water filtration system

Households in New Zealand that have no access to the main sewer line should opt for an on-site sewage system, according to the Ministry of Business, Innovation and Employment’s Smarter Homes initiative.

However, take note that the cost of installing an on-site system can be quite expensive. If you’re looking for alternative septic tank systems, you may choose from a variety of natural options available on the market today.

On-Site Expenses

Those who still prefer an on-site system should include ancillary expenses, aside from the cost of installation. Other expenses associated with an on-site sewer system include fees for engineering, design, permits, annual inspection and maintenance.

The size of the system should be capable enough of handling a home’s water consumption since the average use in New Zealand reaches between 160 and 250 litres per person daily. Some councils require three-bedroom homes to have a septic tank with a minimum capacity of 3,000 litres. In Auckland, the city council recently approved a 10-year budget that included a clean water tax.

Taxpayer Dollars

Each household in Auckland may pay an additional $67.60 per year under the new budget passed by the local council. The tax aims to collect $452 million in the next 10 years. The money will be used to improve water quality on beaches and other waterways by addressing wastewater overflows.

Despite the added expense, the revenue raised from the new tax would help reduce certain health risks. Based on the data from the Auckland Regional Public Health Service, there has been an increasing number of diarrhoea cases due to waterborne viruses.

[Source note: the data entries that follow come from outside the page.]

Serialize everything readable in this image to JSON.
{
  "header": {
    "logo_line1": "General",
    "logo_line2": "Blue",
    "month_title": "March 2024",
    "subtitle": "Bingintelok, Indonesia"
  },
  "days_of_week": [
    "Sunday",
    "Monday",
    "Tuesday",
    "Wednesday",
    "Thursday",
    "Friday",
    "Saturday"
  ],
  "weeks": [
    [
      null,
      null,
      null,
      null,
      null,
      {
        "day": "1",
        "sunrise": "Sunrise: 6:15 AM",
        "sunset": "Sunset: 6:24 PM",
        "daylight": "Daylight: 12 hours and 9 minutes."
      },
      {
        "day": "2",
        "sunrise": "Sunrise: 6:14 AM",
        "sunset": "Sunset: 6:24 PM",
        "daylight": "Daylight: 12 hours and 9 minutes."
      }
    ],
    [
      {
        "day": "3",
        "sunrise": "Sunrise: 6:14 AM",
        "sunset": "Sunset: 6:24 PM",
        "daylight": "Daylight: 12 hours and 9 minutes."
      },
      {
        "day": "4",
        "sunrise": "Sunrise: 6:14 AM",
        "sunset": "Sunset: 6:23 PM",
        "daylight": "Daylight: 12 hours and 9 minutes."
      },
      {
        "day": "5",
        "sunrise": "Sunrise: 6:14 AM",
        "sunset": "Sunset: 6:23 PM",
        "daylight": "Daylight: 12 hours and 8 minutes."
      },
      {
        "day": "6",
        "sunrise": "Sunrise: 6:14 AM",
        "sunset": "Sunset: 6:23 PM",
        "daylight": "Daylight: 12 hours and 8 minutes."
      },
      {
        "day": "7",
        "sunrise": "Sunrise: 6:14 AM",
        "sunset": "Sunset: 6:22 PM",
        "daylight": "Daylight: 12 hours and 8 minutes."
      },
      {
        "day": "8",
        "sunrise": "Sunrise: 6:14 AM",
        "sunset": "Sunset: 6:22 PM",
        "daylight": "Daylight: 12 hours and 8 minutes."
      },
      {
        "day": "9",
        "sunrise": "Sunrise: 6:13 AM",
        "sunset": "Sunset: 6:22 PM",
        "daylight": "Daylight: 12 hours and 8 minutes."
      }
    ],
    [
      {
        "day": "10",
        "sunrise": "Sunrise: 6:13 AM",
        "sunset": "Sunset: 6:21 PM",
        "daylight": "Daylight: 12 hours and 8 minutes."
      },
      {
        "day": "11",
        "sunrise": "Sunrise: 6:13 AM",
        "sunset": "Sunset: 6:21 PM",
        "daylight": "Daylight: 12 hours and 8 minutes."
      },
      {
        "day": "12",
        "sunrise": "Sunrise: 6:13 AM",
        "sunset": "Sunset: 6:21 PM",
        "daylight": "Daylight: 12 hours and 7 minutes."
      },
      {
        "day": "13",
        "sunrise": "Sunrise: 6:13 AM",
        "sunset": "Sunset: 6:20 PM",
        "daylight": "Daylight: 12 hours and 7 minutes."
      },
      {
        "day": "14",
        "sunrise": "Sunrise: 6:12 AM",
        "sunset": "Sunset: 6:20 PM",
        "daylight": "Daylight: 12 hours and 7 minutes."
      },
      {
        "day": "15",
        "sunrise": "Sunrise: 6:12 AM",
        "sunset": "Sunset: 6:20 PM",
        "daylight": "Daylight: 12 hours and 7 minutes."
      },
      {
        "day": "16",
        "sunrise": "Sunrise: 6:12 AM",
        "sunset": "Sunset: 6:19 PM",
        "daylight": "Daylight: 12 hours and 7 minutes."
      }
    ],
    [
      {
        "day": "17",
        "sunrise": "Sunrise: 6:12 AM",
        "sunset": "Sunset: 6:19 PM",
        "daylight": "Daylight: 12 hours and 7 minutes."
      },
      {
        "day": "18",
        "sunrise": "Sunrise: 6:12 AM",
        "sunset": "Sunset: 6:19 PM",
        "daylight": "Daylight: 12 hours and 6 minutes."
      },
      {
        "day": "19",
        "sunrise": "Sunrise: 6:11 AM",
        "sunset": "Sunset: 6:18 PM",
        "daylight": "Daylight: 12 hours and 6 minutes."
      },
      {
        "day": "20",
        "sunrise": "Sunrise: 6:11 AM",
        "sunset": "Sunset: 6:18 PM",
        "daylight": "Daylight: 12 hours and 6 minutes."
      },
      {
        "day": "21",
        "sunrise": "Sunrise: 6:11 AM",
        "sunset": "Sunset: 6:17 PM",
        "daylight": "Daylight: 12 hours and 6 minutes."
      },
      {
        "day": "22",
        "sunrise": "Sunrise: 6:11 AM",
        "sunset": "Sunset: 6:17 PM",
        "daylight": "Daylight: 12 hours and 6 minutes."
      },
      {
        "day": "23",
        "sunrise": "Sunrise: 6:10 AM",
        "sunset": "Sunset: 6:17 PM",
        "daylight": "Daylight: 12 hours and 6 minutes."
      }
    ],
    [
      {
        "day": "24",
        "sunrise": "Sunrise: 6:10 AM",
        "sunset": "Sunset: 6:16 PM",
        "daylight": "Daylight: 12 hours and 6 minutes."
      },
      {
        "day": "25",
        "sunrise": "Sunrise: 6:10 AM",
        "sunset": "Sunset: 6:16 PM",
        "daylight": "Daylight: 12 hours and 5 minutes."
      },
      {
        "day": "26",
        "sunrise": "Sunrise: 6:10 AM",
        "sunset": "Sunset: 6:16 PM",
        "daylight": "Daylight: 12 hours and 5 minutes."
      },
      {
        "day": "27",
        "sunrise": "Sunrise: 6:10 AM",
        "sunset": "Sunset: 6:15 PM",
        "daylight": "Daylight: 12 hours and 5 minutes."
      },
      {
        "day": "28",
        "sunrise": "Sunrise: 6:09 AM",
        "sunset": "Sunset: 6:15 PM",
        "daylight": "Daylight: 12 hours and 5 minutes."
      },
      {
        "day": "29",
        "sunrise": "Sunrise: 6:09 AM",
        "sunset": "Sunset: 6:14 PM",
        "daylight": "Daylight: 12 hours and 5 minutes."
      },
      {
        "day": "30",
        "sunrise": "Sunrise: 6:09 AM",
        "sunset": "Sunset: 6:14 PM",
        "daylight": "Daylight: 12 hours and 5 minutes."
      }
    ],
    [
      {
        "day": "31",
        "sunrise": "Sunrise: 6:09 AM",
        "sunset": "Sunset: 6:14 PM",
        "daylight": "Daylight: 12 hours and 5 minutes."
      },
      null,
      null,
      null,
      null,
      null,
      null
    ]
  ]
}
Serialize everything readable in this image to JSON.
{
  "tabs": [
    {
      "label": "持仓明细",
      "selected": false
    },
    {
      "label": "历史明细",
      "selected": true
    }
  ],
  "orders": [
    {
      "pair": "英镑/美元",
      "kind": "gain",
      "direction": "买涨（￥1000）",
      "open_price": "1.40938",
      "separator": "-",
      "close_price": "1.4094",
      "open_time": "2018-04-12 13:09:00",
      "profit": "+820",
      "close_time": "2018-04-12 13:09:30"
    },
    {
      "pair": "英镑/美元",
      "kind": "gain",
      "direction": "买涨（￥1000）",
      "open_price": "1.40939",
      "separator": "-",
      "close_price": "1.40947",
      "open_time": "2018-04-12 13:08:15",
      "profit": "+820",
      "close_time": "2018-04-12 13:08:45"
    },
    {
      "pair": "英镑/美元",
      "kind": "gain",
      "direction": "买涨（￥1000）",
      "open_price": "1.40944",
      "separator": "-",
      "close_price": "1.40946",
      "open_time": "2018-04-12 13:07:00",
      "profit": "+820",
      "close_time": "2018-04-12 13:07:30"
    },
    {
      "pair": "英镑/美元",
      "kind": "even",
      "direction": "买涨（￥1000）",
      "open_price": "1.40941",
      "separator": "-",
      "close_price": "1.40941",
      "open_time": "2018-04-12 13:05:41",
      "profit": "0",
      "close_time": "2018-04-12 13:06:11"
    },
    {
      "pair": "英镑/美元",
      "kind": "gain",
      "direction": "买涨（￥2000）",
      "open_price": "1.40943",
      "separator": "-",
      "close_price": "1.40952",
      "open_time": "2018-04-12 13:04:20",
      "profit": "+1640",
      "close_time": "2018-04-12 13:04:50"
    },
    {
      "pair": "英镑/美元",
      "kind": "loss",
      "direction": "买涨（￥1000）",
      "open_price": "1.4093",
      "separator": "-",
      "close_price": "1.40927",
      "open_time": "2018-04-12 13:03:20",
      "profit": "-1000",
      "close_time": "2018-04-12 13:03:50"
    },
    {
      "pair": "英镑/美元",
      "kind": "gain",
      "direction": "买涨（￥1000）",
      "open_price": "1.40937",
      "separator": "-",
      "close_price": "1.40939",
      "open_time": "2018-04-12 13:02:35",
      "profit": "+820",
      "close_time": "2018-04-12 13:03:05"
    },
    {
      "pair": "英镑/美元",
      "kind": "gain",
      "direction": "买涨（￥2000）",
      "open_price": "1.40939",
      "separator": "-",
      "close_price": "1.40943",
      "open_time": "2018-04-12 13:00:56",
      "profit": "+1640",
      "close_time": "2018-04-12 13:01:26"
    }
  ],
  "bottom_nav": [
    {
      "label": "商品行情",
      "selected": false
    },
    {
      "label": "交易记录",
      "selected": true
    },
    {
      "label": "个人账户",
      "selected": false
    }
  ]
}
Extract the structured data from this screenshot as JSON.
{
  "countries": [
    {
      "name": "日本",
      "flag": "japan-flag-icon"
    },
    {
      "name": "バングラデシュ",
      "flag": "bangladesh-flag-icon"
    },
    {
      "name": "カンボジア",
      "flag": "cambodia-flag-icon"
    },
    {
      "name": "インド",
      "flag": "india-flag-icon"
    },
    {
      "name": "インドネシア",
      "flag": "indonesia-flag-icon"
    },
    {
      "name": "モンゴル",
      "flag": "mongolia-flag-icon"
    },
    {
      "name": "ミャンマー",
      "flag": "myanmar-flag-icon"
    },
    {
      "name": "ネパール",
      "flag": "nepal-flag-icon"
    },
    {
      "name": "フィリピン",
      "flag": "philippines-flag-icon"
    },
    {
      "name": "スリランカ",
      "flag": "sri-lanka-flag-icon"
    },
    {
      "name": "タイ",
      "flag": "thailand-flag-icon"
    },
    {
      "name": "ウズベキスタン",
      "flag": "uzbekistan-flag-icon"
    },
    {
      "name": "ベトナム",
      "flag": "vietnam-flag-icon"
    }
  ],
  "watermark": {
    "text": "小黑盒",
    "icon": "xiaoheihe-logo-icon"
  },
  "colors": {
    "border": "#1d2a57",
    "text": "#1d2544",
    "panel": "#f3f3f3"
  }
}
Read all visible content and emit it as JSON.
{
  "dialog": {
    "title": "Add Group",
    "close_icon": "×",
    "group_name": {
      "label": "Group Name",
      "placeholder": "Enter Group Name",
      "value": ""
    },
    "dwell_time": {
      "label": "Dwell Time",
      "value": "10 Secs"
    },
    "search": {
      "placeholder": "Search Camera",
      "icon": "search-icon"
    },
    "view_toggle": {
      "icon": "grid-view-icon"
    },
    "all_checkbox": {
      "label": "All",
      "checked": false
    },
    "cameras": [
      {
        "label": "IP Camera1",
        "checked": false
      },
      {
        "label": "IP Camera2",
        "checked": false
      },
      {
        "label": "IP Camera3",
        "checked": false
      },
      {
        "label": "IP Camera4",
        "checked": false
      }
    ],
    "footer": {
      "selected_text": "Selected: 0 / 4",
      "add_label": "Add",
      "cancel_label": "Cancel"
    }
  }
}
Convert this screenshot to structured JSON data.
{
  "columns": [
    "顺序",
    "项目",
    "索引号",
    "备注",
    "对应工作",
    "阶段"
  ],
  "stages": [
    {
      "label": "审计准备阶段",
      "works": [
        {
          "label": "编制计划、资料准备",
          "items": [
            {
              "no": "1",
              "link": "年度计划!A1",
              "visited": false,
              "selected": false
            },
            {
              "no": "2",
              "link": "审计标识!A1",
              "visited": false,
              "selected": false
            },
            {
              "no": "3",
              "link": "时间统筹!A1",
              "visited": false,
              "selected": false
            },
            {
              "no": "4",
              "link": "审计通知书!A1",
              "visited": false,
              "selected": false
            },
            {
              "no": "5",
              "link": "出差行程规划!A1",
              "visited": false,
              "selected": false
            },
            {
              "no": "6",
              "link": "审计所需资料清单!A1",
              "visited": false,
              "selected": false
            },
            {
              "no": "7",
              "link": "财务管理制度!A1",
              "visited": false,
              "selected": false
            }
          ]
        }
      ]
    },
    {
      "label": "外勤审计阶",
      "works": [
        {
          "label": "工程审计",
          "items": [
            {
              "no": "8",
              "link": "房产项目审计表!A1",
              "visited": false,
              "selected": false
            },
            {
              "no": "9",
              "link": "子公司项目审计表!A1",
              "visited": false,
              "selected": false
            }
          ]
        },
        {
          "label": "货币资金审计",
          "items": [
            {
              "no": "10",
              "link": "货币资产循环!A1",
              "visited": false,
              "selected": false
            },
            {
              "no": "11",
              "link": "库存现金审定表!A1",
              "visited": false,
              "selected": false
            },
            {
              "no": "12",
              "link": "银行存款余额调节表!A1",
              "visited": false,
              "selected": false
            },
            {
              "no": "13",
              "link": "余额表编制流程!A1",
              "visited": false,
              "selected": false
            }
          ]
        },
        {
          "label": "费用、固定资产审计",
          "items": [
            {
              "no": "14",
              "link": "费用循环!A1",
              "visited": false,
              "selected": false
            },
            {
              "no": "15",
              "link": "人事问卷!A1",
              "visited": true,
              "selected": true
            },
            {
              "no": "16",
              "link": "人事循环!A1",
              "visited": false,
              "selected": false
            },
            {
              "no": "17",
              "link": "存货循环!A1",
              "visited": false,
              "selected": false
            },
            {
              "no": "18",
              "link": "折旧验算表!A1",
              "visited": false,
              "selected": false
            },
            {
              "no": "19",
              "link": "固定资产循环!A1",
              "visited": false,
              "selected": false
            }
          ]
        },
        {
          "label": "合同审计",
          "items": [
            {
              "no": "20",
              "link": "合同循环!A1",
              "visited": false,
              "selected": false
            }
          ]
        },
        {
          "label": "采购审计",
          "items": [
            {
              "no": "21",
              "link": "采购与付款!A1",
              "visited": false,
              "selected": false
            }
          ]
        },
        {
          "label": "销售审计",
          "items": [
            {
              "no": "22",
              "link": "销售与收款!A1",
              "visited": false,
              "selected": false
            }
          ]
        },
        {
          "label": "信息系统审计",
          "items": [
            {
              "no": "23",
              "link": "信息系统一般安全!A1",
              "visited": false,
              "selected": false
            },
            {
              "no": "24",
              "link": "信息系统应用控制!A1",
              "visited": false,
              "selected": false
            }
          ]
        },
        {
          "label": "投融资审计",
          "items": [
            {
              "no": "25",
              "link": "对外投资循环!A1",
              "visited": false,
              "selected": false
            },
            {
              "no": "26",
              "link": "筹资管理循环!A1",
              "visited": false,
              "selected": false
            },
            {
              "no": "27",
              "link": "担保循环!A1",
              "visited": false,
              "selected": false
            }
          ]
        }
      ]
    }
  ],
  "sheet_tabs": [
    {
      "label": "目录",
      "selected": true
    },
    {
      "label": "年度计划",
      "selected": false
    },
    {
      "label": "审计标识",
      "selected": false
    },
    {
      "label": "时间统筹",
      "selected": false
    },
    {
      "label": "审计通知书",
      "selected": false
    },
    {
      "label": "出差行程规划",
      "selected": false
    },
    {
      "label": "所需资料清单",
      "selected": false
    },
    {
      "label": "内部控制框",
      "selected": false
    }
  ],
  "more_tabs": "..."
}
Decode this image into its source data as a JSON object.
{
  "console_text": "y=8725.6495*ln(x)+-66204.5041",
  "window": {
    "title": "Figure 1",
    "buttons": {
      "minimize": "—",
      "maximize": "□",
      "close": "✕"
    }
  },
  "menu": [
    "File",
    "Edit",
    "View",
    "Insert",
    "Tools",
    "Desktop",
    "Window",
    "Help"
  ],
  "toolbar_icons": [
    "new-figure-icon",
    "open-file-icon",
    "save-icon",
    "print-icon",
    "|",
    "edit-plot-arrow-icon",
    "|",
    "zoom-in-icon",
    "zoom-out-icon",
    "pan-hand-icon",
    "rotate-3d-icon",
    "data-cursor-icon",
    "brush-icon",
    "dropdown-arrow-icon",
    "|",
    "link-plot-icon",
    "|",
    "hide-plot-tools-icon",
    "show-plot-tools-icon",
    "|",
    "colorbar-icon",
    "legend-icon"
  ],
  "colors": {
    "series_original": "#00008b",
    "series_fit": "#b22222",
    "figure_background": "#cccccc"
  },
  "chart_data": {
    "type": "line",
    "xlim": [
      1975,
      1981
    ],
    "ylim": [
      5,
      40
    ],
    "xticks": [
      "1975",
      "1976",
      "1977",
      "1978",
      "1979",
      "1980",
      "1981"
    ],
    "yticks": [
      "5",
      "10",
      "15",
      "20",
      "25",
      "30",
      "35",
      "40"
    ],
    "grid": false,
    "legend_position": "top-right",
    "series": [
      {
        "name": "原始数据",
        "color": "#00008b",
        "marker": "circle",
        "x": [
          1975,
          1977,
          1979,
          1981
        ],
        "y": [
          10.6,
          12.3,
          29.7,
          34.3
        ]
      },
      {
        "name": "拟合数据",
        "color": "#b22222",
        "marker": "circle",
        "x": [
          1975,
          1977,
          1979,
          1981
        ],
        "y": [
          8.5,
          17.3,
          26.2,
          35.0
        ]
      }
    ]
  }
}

Kiwis can do their part in reducing water pollution by installing the right type of sewage system at home. You should consider a system for an on-site sewer that emulates the natural process of decomposition, instead of mechanical systems to handle wastewater.